“You’re a racist, Del, you like small, dark-skinned men, it’s a fetish, they are like a drug to you! So, yeah, I gave Charlie a shit-ton of Ket, he left you for it, and then I left him. God knows where he is now, probably on his way back home, or dead.”
I was wrong. Del leaps up and punches Terry full in the face faster than I can react! Then he stops, so I don’t need to. One is probably fair, from what I have heard so far.
“You don’t poison and murder someone because someone else has a kink.” Del’s voice is matter-of-fact and, again, I think he’s being fair. I’m getting pissed off by all the racism, it’s awkward with Selena sitting right here, the most awkward thing is feeling awkward; why do I feel awkward?
“Just for the record, for some reason I think it’s important for me to say this, Selena and I are a couple and this discussion sounds really ignorant from our perspective. You can keep having it, obviously, but I feel like it’s really important that I make it clear that it doesn’t reflect my views…”
Selena looks at me funny. She whispers, “You didn’t think that was obvious?”
“Not obvious enough for these days,” I assure her.
“Okay, sorry…,” Terry looks perplexed but carries on. “Del, I understand you being angry because you feel I stole your lover. I felt the same way about Charlie. But you burned down a third of my trailers! I’m already paying the girls to stay in a bed-and-breakfast and now I’m going to have to buy rooms for some of the crew!”

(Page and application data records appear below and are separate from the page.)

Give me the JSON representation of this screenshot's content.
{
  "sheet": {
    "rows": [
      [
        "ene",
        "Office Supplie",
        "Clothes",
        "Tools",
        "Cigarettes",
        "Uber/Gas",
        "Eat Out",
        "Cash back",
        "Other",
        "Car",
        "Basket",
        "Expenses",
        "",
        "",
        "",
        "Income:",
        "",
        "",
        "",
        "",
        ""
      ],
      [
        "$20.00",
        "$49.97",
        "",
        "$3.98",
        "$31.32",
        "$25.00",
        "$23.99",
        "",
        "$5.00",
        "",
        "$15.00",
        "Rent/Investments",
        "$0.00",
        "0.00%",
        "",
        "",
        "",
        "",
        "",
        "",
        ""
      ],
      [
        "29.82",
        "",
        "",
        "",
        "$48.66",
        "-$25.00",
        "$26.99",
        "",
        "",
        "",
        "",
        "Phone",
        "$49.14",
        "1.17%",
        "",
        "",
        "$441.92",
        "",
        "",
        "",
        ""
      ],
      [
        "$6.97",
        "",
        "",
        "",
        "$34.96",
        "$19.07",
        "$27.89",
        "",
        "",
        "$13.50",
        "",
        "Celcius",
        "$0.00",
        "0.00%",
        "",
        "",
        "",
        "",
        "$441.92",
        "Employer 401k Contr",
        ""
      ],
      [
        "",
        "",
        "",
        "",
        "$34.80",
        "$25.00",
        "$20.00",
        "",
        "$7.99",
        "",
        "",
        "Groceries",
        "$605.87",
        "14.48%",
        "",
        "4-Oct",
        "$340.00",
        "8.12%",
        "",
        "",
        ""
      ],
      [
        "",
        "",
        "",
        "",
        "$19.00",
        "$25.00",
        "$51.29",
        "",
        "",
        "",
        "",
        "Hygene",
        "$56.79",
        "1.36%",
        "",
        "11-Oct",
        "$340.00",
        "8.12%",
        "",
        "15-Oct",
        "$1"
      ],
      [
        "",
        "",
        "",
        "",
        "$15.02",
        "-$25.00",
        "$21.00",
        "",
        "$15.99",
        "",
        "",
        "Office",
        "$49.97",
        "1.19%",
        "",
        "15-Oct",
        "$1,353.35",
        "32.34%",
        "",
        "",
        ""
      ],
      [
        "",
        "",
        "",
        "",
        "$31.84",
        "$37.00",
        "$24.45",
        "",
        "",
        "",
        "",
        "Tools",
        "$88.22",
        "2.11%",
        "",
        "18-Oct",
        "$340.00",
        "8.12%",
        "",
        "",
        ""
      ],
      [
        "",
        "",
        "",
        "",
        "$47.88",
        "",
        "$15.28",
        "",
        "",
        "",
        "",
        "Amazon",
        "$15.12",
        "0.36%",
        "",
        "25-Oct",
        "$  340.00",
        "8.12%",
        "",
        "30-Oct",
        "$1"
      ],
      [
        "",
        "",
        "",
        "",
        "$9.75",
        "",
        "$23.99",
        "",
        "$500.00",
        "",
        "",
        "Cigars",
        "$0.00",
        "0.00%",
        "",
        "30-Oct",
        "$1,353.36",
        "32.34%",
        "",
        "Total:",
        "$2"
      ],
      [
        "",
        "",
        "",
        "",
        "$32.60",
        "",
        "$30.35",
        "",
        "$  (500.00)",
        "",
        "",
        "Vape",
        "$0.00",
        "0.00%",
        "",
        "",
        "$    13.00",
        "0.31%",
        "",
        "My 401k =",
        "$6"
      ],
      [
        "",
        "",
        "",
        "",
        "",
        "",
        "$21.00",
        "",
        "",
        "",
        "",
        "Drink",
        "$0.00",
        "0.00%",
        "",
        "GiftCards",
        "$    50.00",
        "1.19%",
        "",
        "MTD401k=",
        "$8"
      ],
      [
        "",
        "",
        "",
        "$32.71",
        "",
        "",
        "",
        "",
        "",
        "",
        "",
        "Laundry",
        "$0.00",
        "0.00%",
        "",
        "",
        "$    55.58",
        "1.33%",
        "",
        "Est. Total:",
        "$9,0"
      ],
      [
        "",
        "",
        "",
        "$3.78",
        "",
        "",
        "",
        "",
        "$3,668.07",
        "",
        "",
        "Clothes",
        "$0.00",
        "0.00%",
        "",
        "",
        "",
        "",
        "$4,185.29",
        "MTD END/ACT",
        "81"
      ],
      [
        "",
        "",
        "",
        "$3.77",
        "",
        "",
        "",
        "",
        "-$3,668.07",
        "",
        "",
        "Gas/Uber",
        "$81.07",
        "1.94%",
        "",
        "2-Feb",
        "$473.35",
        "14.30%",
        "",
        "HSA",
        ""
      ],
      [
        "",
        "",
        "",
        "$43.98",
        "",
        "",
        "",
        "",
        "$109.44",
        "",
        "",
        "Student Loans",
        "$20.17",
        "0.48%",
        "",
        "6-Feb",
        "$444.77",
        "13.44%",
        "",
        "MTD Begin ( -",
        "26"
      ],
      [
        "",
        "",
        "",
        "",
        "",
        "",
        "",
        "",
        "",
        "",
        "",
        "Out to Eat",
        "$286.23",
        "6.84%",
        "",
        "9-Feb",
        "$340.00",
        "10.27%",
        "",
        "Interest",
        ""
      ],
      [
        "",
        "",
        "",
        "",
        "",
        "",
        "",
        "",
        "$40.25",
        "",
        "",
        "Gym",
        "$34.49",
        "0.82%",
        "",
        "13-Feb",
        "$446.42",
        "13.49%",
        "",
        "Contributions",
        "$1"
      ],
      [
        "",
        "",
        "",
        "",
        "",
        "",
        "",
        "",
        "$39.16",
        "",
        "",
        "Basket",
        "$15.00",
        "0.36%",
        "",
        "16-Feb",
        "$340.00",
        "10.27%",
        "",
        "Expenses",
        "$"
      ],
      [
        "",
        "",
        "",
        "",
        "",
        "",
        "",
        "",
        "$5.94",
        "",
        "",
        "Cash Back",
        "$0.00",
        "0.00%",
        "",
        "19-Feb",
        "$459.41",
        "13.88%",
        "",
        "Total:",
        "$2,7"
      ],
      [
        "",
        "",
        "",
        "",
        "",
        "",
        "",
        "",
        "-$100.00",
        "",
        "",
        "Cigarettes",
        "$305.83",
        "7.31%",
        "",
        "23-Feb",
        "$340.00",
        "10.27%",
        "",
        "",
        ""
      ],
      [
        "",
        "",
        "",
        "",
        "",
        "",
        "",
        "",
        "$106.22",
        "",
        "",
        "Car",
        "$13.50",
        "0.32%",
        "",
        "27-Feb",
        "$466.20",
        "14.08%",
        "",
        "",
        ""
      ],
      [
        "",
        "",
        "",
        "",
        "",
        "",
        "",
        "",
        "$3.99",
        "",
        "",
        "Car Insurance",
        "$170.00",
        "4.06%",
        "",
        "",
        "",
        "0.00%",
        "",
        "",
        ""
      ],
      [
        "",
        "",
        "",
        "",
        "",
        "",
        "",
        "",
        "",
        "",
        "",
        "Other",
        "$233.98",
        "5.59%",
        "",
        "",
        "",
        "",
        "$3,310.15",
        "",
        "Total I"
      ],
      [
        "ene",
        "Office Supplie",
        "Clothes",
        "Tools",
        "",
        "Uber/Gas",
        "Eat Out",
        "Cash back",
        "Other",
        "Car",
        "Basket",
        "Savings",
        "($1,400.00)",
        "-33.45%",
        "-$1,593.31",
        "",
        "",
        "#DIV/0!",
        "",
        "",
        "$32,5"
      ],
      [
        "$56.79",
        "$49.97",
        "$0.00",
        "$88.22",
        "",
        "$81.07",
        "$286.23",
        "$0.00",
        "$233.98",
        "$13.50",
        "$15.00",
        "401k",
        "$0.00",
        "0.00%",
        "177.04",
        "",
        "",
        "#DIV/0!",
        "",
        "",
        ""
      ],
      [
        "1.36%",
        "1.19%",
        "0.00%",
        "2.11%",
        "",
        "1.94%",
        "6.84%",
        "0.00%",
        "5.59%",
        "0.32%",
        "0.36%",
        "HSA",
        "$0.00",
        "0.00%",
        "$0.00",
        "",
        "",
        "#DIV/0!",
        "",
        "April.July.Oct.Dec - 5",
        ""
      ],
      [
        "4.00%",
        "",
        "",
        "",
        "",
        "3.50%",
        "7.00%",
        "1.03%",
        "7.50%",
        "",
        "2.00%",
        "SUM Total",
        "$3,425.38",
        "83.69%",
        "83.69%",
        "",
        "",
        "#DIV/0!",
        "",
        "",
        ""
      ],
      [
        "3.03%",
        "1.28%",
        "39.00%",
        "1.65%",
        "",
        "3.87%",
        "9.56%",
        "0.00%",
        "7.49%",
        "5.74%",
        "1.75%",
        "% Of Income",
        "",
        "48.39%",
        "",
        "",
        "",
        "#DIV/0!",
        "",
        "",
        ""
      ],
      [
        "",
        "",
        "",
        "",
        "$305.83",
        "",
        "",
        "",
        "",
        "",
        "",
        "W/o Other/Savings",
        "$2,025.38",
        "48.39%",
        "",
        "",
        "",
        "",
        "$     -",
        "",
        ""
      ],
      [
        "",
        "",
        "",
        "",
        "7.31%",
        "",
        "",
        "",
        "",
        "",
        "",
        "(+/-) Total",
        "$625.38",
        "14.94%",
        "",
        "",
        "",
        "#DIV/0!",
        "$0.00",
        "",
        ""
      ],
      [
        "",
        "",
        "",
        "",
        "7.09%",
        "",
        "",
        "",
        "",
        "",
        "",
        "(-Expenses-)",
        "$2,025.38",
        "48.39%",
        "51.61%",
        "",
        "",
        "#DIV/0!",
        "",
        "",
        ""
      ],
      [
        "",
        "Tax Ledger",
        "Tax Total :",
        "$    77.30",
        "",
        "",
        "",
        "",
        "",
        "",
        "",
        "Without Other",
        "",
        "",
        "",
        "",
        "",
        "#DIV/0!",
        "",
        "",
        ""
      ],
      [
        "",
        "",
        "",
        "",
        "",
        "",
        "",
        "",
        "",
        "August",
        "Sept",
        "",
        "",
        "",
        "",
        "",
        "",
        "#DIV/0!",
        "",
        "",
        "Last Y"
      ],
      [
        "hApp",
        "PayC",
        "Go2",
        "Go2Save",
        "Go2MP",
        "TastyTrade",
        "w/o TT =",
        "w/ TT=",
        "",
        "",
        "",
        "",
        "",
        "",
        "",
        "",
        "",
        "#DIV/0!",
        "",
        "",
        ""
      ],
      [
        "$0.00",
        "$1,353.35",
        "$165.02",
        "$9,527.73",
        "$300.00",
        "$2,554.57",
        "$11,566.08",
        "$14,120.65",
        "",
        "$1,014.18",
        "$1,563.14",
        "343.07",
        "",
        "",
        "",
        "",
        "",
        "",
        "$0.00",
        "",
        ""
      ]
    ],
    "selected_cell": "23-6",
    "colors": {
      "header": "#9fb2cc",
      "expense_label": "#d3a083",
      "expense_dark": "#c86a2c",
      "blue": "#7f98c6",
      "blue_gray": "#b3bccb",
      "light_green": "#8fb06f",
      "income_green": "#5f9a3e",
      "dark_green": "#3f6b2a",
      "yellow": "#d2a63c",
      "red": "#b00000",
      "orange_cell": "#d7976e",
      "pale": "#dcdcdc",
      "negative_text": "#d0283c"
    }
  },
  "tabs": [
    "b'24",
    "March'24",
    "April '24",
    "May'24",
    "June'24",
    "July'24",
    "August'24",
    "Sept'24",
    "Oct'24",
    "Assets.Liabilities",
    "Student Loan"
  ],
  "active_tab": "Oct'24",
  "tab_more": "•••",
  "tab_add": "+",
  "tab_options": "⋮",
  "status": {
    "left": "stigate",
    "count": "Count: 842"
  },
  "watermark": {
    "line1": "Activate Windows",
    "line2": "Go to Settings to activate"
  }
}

“You might have killed someone!”
“So might you! Del, look, you’re the one who got Charlie hooked in the first place, from what I was told.”
“I’m hooked, Terry! I just shared with him… It’s a bit different from what you did, you don’t even take drugs!”
“I’m not an addict, Del, but I take drugs. Everyone takes drugs. You take it too far, that’s what you do.”
“I don’t know what else to do! When I dream, all I dream about is having enough money to keep taking K all the time! I don’t know how to love, Terry, I used to obsess over skinny boys then it was young boys then it was brown boys…I’m just chasing sensation.”
“I know. I love you though, Del, and I can give you what you want, what you actually want. Maybe, if it comes from someone who cares, who you can trust, you can wean yourself off?”
“Shit, Terry…I love you, man.”
“I love you, Del.”
They fall into each other’s arms. It’s not cute or innocent. It’s a kind of love, I guess, a practical kind of love, I suppose…Some people fall in ‘love at first sight’; that’s as superficial as you can get. Other people stay together too long, romance seems never to be a factor, and then they get married!
It’s not fair to judge why people fall in love because there doesn’t seem to be a good reason in my opinion, but that doesn’t mean you can’t appreciate what they have, and what you have, without feeling superiority. All love is messed up. I’m glad I got this reminder.
I grip Selena’s hand tighter.